- _TASK PROMPT_: Work out how many lines in the data hold the word "Gaussian", and reply with that number only.

————————

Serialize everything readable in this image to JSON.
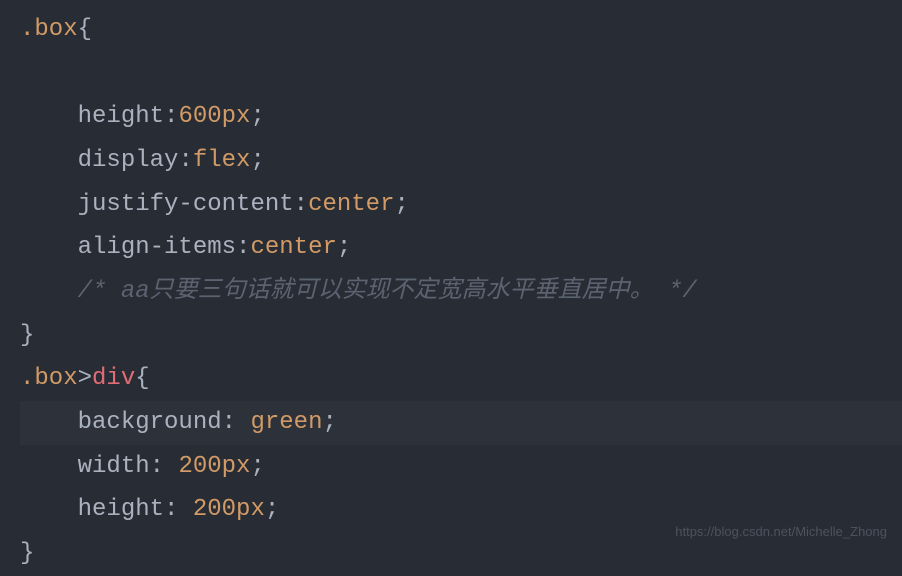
{
  "code": {
    "line1_selector": ".box",
    "line1_brace": "{",
    "line2": "",
    "line3_prop": "height",
    "line3_val": "600px",
    "line4_prop": "display",
    "line4_val": "flex",
    "line5_prop": "justify-content",
    "line5_val": "center",
    "line6_prop": "align-items",
    "line6_val": "center",
    "line7_comment": "/* aa只要三句话就可以实现不定宽高水平垂直居中。 */",
    "line8_brace": "}",
    "line9_sel1": ".box",
    "line9_gt": ">",
    "line9_sel2": "div",
    "line9_brace": "{",
    "line10_prop": "background",
    "line10_val": "green",
    "line11_prop": "width",
    "line11_val": "200px",
    "line12_prop": "height",
    "line12_val": "200px",
    "line13_brace": "}"
  },
  "watermark": "https://blog.csdn.net/Michelle_Zhong"
}
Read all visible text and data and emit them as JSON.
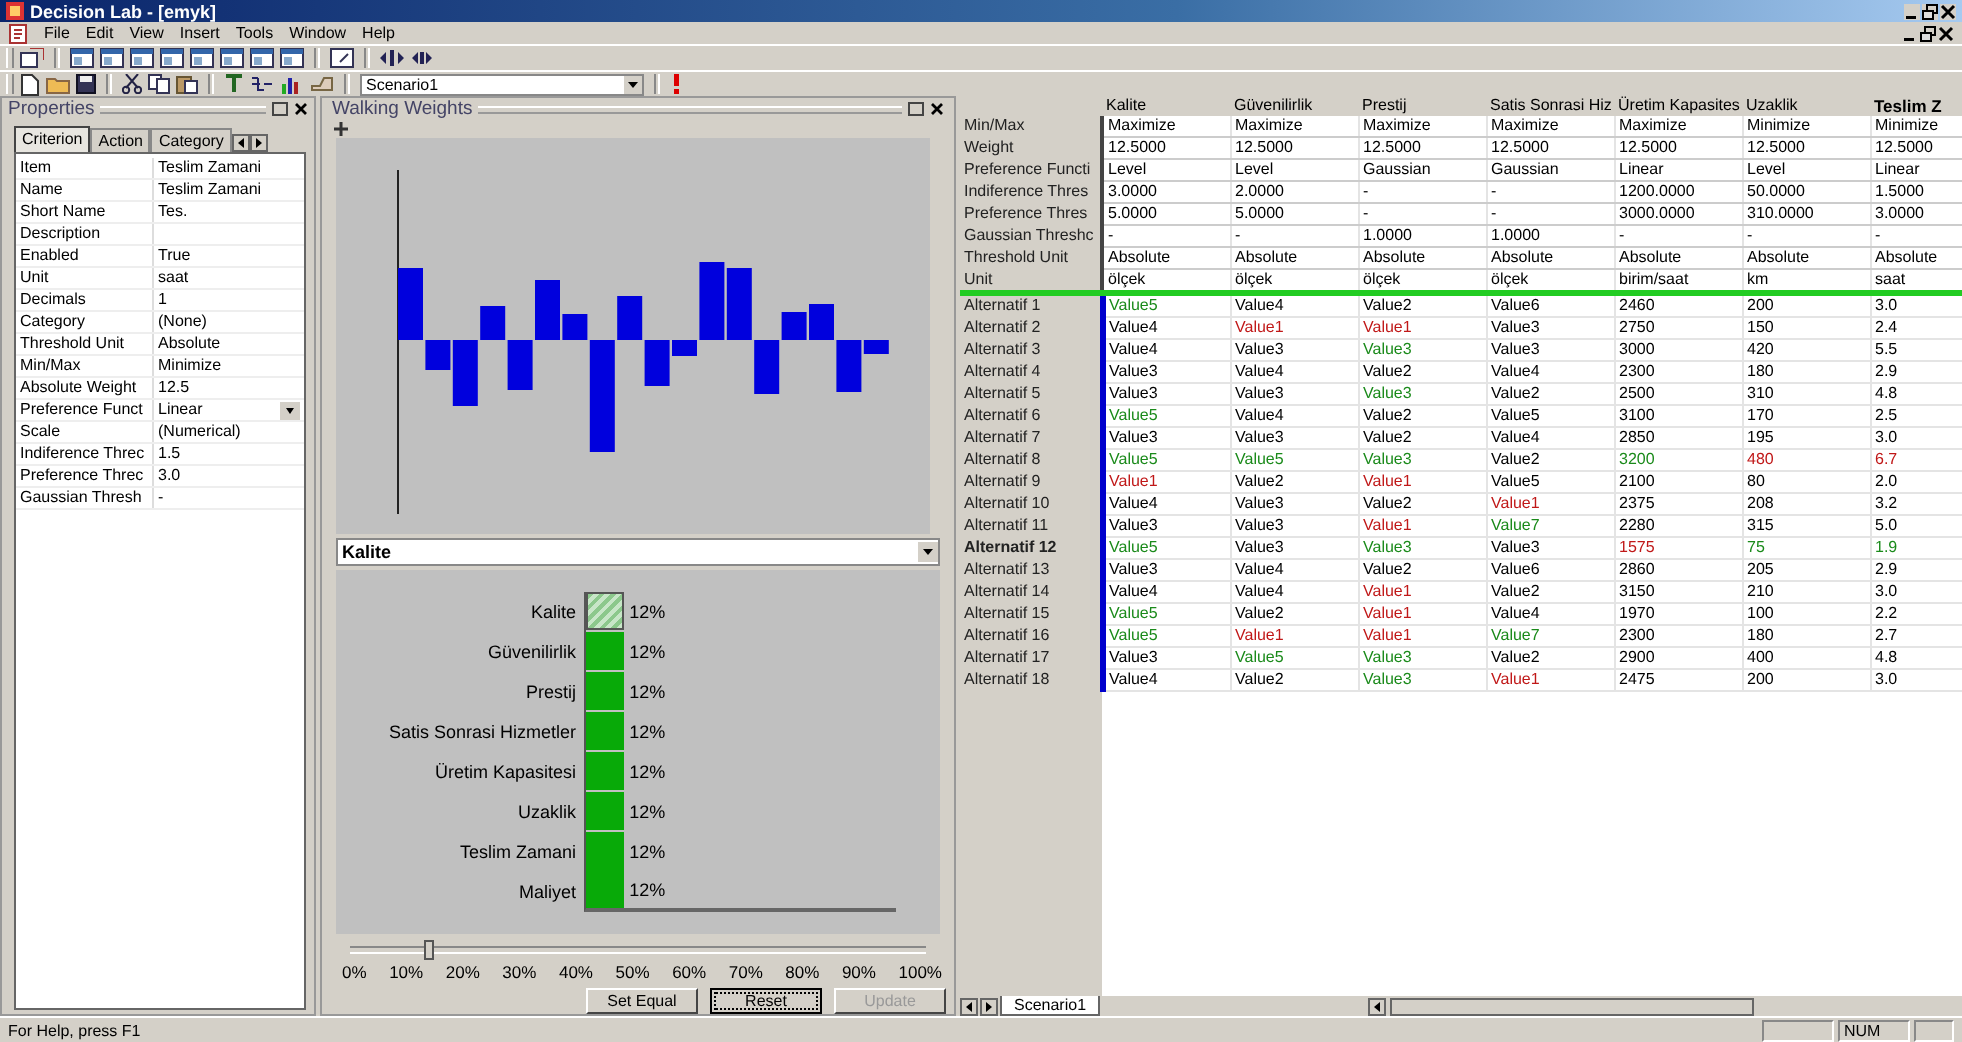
{
  "window": {
    "title": "Decision Lab - [emyk]"
  },
  "menu": [
    "File",
    "Edit",
    "View",
    "Insert",
    "Tools",
    "Window",
    "Help"
  ],
  "toolbar": {
    "scenario": "Scenario1"
  },
  "properties": {
    "title": "Properties",
    "tabs": [
      {
        "label": "Criterion",
        "selected": true
      },
      {
        "label": "Action",
        "selected": false
      },
      {
        "label": "Category",
        "selected": false
      }
    ],
    "rows": [
      {
        "name": "Item",
        "value": "Teslim Zamani",
        "kind": "text"
      },
      {
        "name": "Name",
        "value": "Teslim Zamani",
        "kind": "text"
      },
      {
        "name": "Short Name",
        "value": "Tes.",
        "kind": "text"
      },
      {
        "name": "Description",
        "kind": "text"
      },
      {
        "name": "Enabled",
        "value": "True",
        "kind": "text"
      },
      {
        "name": "Unit",
        "value": "saat",
        "kind": "text"
      },
      {
        "name": "Decimals",
        "value": "1",
        "kind": "text"
      },
      {
        "name": "Category",
        "value": "(None)",
        "kind": "text"
      },
      {
        "name": "Threshold Unit",
        "value": "Absolute",
        "kind": "text"
      },
      {
        "name": "Min/Max",
        "value": "Minimize",
        "kind": "text"
      },
      {
        "name": "Absolute Weight",
        "value": "12.5",
        "kind": "text"
      },
      {
        "name": "Preference Funct",
        "value": "Linear",
        "kind": "dropdown"
      },
      {
        "name": "Scale",
        "value": "(Numerical)",
        "kind": "text"
      },
      {
        "name": "Indiference Threc",
        "value": "1.5",
        "kind": "text"
      },
      {
        "name": "Preference Threc",
        "value": "3.0",
        "kind": "text"
      },
      {
        "name": "Gaussian Thresh",
        "value": "-",
        "kind": "text"
      }
    ]
  },
  "walking_weights": {
    "title": "Walking Weights",
    "criterion": "Kalite",
    "weights": [
      {
        "name": "Kalite",
        "percent": "12%",
        "level": 0.12,
        "selected": true
      },
      {
        "name": "Güvenilirlik",
        "percent": "12%",
        "level": 0.12,
        "selected": false
      },
      {
        "name": "Prestij",
        "percent": "12%",
        "level": 0.12,
        "selected": false
      },
      {
        "name": "Satis Sonrasi Hizmetler",
        "percent": "12%",
        "level": 0.12,
        "selected": false
      },
      {
        "name": "Üretim Kapasitesi",
        "percent": "12%",
        "level": 0.12,
        "selected": false
      },
      {
        "name": "Uzaklik",
        "percent": "12%",
        "level": 0.12,
        "selected": false
      },
      {
        "name": "Teslim Zamani",
        "percent": "12%",
        "level": 0.12,
        "selected": false
      },
      {
        "name": "Maliyet",
        "percent": "12%",
        "level": 0.12,
        "selected": false
      }
    ],
    "slider": {
      "level": 0.13,
      "ticks": [
        "0%",
        "10%",
        "20%",
        "30%",
        "40%",
        "50%",
        "60%",
        "70%",
        "80%",
        "90%",
        "100%"
      ]
    },
    "buttons": [
      {
        "label": "Set Equal",
        "disabled": false,
        "focused": false
      },
      {
        "label": "Reset",
        "disabled": false,
        "focused": true
      },
      {
        "label": "Update",
        "disabled": true,
        "focused": false
      }
    ]
  },
  "table": {
    "columns": [
      {
        "label": "Kalite",
        "selected": false
      },
      {
        "label": "Güvenilirlik",
        "selected": false
      },
      {
        "label": "Prestij",
        "selected": false
      },
      {
        "label": "Satis Sonrasi Hiz",
        "selected": false
      },
      {
        "label": "Üretim Kapasites",
        "selected": false
      },
      {
        "label": "Uzaklik",
        "selected": false
      },
      {
        "label": "Teslim Z",
        "selected": true
      }
    ],
    "settings": [
      {
        "label": "Min/Max",
        "cells": [
          "Maximize",
          "Maximize",
          "Maximize",
          "Maximize",
          "Maximize",
          "Minimize",
          "Minimize"
        ]
      },
      {
        "label": "Weight",
        "cells": [
          "12.5000",
          "12.5000",
          "12.5000",
          "12.5000",
          "12.5000",
          "12.5000",
          "12.5000"
        ]
      },
      {
        "label": "Preference Functi",
        "cells": [
          "Level",
          "Level",
          "Gaussian",
          "Gaussian",
          "Linear",
          "Level",
          "Linear"
        ]
      },
      {
        "label": "Indiference Thres",
        "cells": [
          "3.0000",
          "2.0000",
          "-",
          "-",
          "1200.0000",
          "50.0000",
          "1.5000"
        ]
      },
      {
        "label": "Preference Thres",
        "cells": [
          "5.0000",
          "5.0000",
          "-",
          "-",
          "3000.0000",
          "310.0000",
          "3.0000"
        ]
      },
      {
        "label": "Gaussian Threshc",
        "cells": [
          "-",
          "-",
          "1.0000",
          "1.0000",
          "-",
          "-",
          "-"
        ]
      },
      {
        "label": "Threshold Unit",
        "cells": [
          "Absolute",
          "Absolute",
          "Absolute",
          "Absolute",
          "Absolute",
          "Absolute",
          "Absolute"
        ]
      },
      {
        "label": "Unit",
        "cells": [
          "ölçek",
          "ölçek",
          "ölçek",
          "ölçek",
          "birim/saat",
          "km",
          "saat"
        ]
      }
    ],
    "rows": [
      {
        "label": "Alternatif 1",
        "selected": false,
        "cells": [
          {
            "text": "Value5",
            "color": "#1a8a1a"
          },
          "Value4",
          "Value2",
          "Value6",
          "2460",
          "200",
          "3.0"
        ]
      },
      {
        "label": "Alternatif 2",
        "selected": false,
        "cells": [
          "Value4",
          {
            "text": "Value1",
            "color": "#c01818"
          },
          {
            "text": "Value1",
            "color": "#c01818"
          },
          "Value3",
          "2750",
          "150",
          "2.4"
        ]
      },
      {
        "label": "Alternatif 3",
        "selected": false,
        "cells": [
          "Value4",
          "Value3",
          {
            "text": "Value3",
            "color": "#1a8a1a"
          },
          "Value3",
          "3000",
          "420",
          "5.5"
        ]
      },
      {
        "label": "Alternatif 4",
        "selected": false,
        "cells": [
          "Value3",
          "Value4",
          "Value2",
          "Value4",
          "2300",
          "180",
          "2.9"
        ]
      },
      {
        "label": "Alternatif 5",
        "selected": false,
        "cells": [
          "Value3",
          "Value3",
          {
            "text": "Value3",
            "color": "#1a8a1a"
          },
          "Value2",
          "2500",
          "310",
          "4.8"
        ]
      },
      {
        "label": "Alternatif 6",
        "selected": false,
        "cells": [
          {
            "text": "Value5",
            "color": "#1a8a1a"
          },
          "Value4",
          "Value2",
          "Value5",
          "3100",
          "170",
          "2.5"
        ]
      },
      {
        "label": "Alternatif 7",
        "selected": false,
        "cells": [
          "Value3",
          "Value3",
          "Value2",
          "Value4",
          "2850",
          "195",
          "3.0"
        ]
      },
      {
        "label": "Alternatif 8",
        "selected": false,
        "cells": [
          {
            "text": "Value5",
            "color": "#1a8a1a"
          },
          {
            "text": "Value5",
            "color": "#1a8a1a"
          },
          {
            "text": "Value3",
            "color": "#1a8a1a"
          },
          "Value2",
          {
            "text": "3200",
            "color": "#1a8a1a"
          },
          {
            "text": "480",
            "color": "#c01818"
          },
          {
            "text": "6.7",
            "color": "#c01818"
          }
        ]
      },
      {
        "label": "Alternatif 9",
        "selected": false,
        "cells": [
          {
            "text": "Value1",
            "color": "#c01818"
          },
          "Value2",
          {
            "text": "Value1",
            "color": "#c01818"
          },
          "Value5",
          "2100",
          "80",
          "2.0"
        ]
      },
      {
        "label": "Alternatif 10",
        "selected": false,
        "cells": [
          "Value4",
          "Value3",
          "Value2",
          {
            "text": "Value1",
            "color": "#c01818"
          },
          "2375",
          "208",
          "3.2"
        ]
      },
      {
        "label": "Alternatif 11",
        "selected": false,
        "cells": [
          "Value3",
          "Value3",
          {
            "text": "Value1",
            "color": "#c01818"
          },
          {
            "text": "Value7",
            "color": "#1a8a1a"
          },
          "2280",
          "315",
          "5.0"
        ]
      },
      {
        "label": "Alternatif 12",
        "selected": true,
        "cells": [
          {
            "text": "Value5",
            "color": "#1a8a1a"
          },
          "Value3",
          {
            "text": "Value3",
            "color": "#1a8a1a"
          },
          "Value3",
          {
            "text": "1575",
            "color": "#c01818"
          },
          {
            "text": "75",
            "color": "#1a8a1a"
          },
          {
            "text": "1.9",
            "color": "#1a8a1a"
          }
        ]
      },
      {
        "label": "Alternatif 13",
        "selected": false,
        "cells": [
          "Value3",
          "Value4",
          "Value2",
          "Value6",
          "2860",
          "205",
          "2.9"
        ]
      },
      {
        "label": "Alternatif 14",
        "selected": false,
        "cells": [
          "Value4",
          "Value4",
          {
            "text": "Value1",
            "color": "#c01818"
          },
          "Value2",
          "3150",
          "210",
          "3.0"
        ]
      },
      {
        "label": "Alternatif 15",
        "selected": false,
        "cells": [
          {
            "text": "Value5",
            "color": "#1a8a1a"
          },
          "Value2",
          {
            "text": "Value1",
            "color": "#c01818"
          },
          "Value4",
          "1970",
          "100",
          "2.2"
        ]
      },
      {
        "label": "Alternatif 16",
        "selected": false,
        "cells": [
          {
            "text": "Value5",
            "color": "#1a8a1a"
          },
          {
            "text": "Value1",
            "color": "#c01818"
          },
          {
            "text": "Value1",
            "color": "#c01818"
          },
          {
            "text": "Value7",
            "color": "#1a8a1a"
          },
          "2300",
          "180",
          "2.7"
        ]
      },
      {
        "label": "Alternatif 17",
        "selected": false,
        "cells": [
          "Value3",
          {
            "text": "Value5",
            "color": "#1a8a1a"
          },
          {
            "text": "Value3",
            "color": "#1a8a1a"
          },
          "Value2",
          "2900",
          "400",
          "4.8"
        ]
      },
      {
        "label": "Alternatif 18",
        "selected": false,
        "cells": [
          "Value4",
          "Value2",
          {
            "text": "Value3",
            "color": "#1a8a1a"
          },
          {
            "text": "Value1",
            "color": "#c01818"
          },
          "2475",
          "200",
          "3.0"
        ]
      }
    ]
  },
  "sheet_tabs": [
    {
      "label": "Scenario1",
      "selected": true
    }
  ],
  "status_bar": {
    "message": "For Help, press F1",
    "indicators": [
      "NUM"
    ]
  }
}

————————

- _SOLUTION TO THIS TASK_: 4